is due to the receptors in the eye that react better to a white light spectrum. Another
factor on how bright a light may appear is contrast so if you shine a white 6,000
kelvin light on to a dark wall and a warm 2,700 kelvin lamp on to a white wall the
warmer lamp would appear brighter due to the contrast of the material it is focused
on. So when choosing a lamp always take in to account the area you want to illuminate
and think about Kelvins ( colour ), Lumen's ( brightness) and contrast ( colour of
area ) The more lumen's produced per watt the more energy efficient the lamp will
be, for example you can have a 25w candle lamp that produces 170 lumen's or a more
energy efficient 18w candle lamp that produces 180 lumen's so even though the wattage
is smaller the lumen's are greater which makes it use less electricity. That's what
makes LED lights so energy effective as they can produce 700 lumen's from a 5w lamp.
Light intensity or Light levels ( LUX )
Light levels are measured in something called LUX. Put simply LUX is a measurement
of light falling on a given surface area. For example an average LUX of 200 would
be needed for an outdoor tennis court for recreational purposes and a side street
walkway would have an average of 5 LUX. To calculate lux levels you need a very good
calculator or computer as there is a number of factors that need to be taken in to
account.Lux levels can be effected by a beam angle of a lamp, for example if you
had a 50w 38 degree MR16 halogen lamp at 3 mtrs from the floor and another 50w 10
degree MR16 lamp placed next to it, the one with the 10 degree beam angle would record
a higher lux level due to the concentrated light in a small area so you could drop
the 50w lamp to a 35w lamp to save energy and still achieve the desired light level.

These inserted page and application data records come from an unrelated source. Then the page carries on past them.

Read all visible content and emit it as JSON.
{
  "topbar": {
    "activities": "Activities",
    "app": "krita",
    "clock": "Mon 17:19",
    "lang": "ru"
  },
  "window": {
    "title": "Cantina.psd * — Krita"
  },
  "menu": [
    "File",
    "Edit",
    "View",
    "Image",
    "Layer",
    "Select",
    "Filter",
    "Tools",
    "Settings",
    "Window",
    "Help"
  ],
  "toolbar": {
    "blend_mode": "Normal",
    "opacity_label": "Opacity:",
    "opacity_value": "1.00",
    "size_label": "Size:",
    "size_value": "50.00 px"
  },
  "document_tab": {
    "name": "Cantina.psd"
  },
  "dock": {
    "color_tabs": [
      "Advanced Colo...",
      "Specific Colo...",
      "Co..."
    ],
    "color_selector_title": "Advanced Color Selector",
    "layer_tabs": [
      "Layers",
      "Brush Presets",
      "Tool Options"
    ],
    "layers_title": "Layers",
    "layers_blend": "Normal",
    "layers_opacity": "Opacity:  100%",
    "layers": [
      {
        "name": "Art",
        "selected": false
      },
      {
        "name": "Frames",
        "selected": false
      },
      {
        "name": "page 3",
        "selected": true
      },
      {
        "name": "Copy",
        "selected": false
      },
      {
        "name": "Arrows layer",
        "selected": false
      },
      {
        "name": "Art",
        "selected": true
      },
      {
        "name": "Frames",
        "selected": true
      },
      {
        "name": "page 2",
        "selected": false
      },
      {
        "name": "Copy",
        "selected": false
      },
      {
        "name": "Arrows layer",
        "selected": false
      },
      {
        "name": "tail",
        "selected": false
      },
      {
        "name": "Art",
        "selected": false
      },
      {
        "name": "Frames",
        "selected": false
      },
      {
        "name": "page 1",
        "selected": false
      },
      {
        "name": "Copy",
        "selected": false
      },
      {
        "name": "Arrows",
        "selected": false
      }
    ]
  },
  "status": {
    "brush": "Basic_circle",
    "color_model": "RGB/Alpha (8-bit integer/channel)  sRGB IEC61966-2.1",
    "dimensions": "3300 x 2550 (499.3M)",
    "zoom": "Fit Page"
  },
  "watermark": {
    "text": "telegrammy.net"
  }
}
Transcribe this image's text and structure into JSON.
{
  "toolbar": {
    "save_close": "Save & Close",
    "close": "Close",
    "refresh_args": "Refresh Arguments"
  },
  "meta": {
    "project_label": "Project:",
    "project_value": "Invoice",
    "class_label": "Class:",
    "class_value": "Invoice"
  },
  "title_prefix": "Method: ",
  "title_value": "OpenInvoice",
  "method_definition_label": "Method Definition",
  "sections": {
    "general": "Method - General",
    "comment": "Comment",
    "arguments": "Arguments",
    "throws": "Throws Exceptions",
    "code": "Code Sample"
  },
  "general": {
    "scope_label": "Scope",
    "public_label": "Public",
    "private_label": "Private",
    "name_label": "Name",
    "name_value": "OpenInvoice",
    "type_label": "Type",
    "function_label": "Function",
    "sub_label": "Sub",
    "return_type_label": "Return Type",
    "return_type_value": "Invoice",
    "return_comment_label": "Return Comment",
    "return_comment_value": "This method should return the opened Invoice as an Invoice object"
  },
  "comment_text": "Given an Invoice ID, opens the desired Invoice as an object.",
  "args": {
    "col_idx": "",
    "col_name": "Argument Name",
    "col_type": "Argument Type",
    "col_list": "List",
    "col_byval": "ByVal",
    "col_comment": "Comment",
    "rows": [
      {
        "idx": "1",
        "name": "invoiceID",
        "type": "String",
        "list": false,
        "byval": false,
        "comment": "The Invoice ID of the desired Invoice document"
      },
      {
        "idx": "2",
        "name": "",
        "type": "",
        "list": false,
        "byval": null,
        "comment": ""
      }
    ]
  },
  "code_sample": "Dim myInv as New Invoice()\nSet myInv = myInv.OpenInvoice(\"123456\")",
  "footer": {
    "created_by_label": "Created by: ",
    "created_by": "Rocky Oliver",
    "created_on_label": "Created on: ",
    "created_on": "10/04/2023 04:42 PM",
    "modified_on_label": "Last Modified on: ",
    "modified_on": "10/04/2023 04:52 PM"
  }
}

The same wattage lamp ( 50w ) has been used in each of the examples above and the
only change is the beam angle of the lamp which raises the intensity ( Lux ) levels
on the floor.